So, buying (much more affordable) carbon credits now from carbon projects with temporary carbon storage means that in the short-term this carbon does not enter the atmosphere – buying us time for permanent carbon removal to reach scale.
Here’s a summary of the different types of carbon projects, and their level of permanence:
If you’re buying carbon credits from projects with temporary carbon storage, you still need to make sure they’re doing everything they can to maximise permanence and mitigate the risk of reversal within their project and storage type.
This means checking their methodology and project documentation to understand their approach, and reaching out to ask them any unanswered questions.
It also means checking whether they are certified by a carbon standard such as Verra or Gold Standard.
Any project using an established methodology should be certified (it’s only those trialling new methodologies that cannot be certified, which is those early-stage permanence carbon removal projects). Being certified means that the project is following the methodology verified by that carbon standard, which will always include permanence checks. Importantly, carbon standards often also dictate that projects must build a buffer into their calculations, to account for any unexpected issues such as a wildfire in a forestry project – such as the Gold Standard’s compliance buffer.
Beyond this, carbon projects should also build a buffer into their measurements. This exists to mitigate any underperformance by a project, which means they create less carbon benefit than expected. Underperformance can be related to permanence, for instance if carbon storage is lost by a wildfire in a forestry project – so it’s an important marker of quality in terms of the risk of reversal.
So, common red flags in terms of permanence to look out for which indicate that projects may be low-quality are:
As we’ve seen, afforestation projects provide only short-term storage, because the tree will eventually die and re-release carbon.

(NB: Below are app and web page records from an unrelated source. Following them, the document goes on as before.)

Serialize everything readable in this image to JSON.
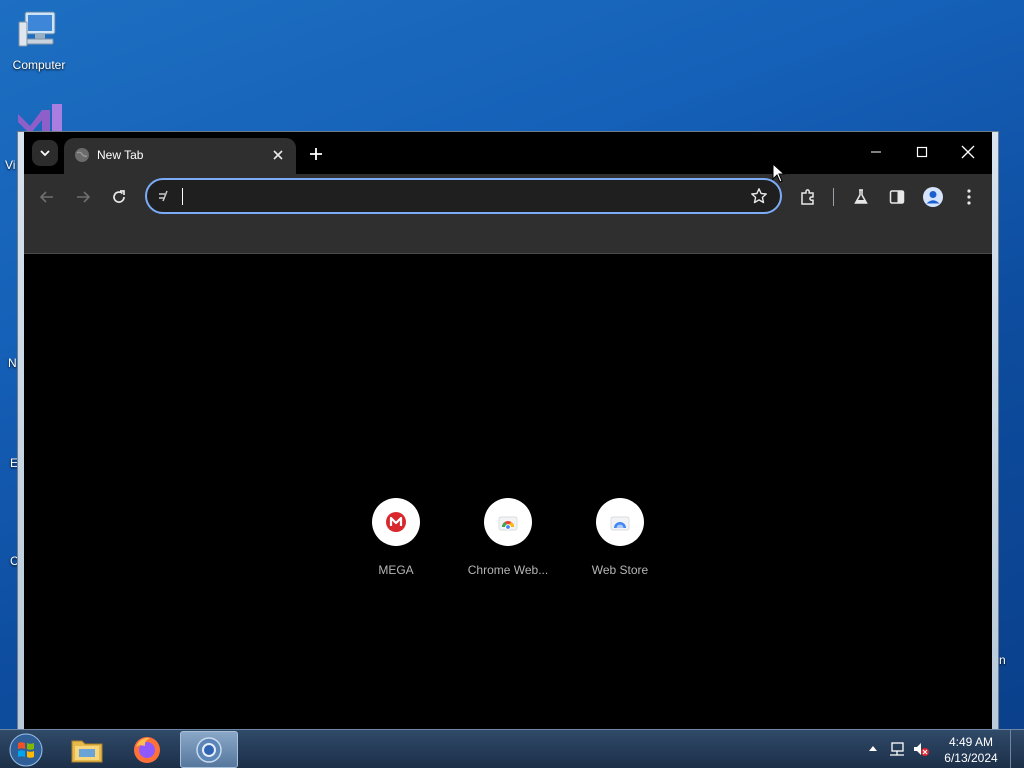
{
  "desktop": {
    "icons": [
      {
        "label": "Computer"
      }
    ],
    "edge_letters": [
      "Vi",
      "N",
      "E",
      "C",
      "n"
    ]
  },
  "browser": {
    "tab": {
      "title": "New Tab"
    },
    "omnibox": {
      "value": "",
      "placeholder": ""
    },
    "shortcuts": [
      {
        "label": "MEGA",
        "icon": "mega-icon",
        "color": "#d9272e"
      },
      {
        "label": "Chrome Web...",
        "icon": "chrome-web-store-icon",
        "color": "#4285f4"
      },
      {
        "label": "Web Store",
        "icon": "web-store-icon",
        "color": "#4285f4"
      }
    ],
    "accent": "#7cacf8"
  },
  "taskbar": {
    "apps": [
      "windows-explorer",
      "firefox",
      "chrome"
    ],
    "clock": {
      "time": "4:49 AM",
      "date": "6/13/2024"
    }
  }
}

And there’s a high risk of reversal due to factors such as disease, wildfires, changing land ownership and use etc.
High-quality afforestation projects will always take these permanence factors into account in their methodology and in their ongoing monitoring of the project – which is exactly what Treeconomy do at Ackron Mixed, including:

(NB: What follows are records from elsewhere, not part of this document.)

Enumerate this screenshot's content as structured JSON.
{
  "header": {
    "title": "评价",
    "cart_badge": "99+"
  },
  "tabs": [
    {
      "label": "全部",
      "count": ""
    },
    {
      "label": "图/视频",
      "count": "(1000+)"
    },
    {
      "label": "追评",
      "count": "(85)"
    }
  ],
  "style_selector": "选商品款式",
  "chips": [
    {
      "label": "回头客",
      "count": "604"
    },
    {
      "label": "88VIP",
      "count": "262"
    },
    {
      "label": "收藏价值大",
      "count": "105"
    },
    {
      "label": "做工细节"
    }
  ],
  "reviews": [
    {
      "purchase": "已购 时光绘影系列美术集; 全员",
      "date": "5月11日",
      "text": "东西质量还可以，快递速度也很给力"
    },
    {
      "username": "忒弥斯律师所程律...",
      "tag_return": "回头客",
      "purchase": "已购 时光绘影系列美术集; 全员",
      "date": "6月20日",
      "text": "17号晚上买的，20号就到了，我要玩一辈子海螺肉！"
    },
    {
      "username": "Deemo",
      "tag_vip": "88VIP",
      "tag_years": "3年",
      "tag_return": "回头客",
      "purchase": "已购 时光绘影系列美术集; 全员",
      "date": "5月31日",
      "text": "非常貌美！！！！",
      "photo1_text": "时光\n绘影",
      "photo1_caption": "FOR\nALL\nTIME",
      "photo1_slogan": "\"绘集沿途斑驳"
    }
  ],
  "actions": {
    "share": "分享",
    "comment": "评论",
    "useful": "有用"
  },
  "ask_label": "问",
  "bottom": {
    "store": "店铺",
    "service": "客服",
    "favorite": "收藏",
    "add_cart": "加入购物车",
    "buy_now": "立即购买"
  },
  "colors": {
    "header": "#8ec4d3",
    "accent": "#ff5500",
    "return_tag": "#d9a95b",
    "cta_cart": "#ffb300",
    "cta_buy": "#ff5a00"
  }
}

To summarise, we have two key pieces of advice for carbon buyers in terms of the permanence of the carbon projects they offset with.

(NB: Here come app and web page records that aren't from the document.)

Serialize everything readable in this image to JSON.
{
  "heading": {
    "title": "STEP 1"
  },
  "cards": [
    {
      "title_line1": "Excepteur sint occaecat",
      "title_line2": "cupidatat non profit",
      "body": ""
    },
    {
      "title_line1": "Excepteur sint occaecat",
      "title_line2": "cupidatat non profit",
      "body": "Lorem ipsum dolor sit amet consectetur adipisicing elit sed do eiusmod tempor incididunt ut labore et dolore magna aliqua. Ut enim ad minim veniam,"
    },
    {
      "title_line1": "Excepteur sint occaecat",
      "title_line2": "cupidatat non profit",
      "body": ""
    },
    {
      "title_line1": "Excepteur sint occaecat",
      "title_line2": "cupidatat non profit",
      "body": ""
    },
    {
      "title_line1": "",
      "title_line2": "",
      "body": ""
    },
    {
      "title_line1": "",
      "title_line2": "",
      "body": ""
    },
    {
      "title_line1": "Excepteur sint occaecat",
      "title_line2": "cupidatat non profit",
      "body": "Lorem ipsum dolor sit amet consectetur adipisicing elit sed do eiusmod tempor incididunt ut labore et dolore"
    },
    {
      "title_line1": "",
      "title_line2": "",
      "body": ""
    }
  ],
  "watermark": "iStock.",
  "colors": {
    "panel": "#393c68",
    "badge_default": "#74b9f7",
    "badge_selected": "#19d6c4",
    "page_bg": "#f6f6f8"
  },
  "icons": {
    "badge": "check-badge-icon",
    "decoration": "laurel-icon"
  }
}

Firstly, ensure you buy only from high-quality projects that are taking permanence into account. That means when you’re evaluating carbon offset projects based on permanence, you should be looking for:
Secondly, in terms of your actual approach to offsetting, we’d recommend prioritising those permanent carbon removal projects, for the reasons we outlined in this article.
But, given these projects are currently the most expensive out there, if you can’t afford to offset with 100% permanent carbon removal, then we’d recommend following the advice of the Oxford Offsetting Principles. This means building a portfolio of different carbon project types across emissions reduction and carbon removal, short and long-term storage, and increasing spend in the carbon removal and long-term storage as time goes on.
That’s why at Lune we enable businesses to easily create a portfolio of high-quality carbon projects based on the Oxford Offsetting Principles through our dashboard, so purchases are aligned with expert research.
Get started by accessing our full evaluation process for finding the highest quality carbon projects with maximum real-world impact – including permanence and 5 other vital criteria. Or, if you’re ready to explore, head to the Lune dashboard to take a look at our carbon projects and start purchasing carbon credits.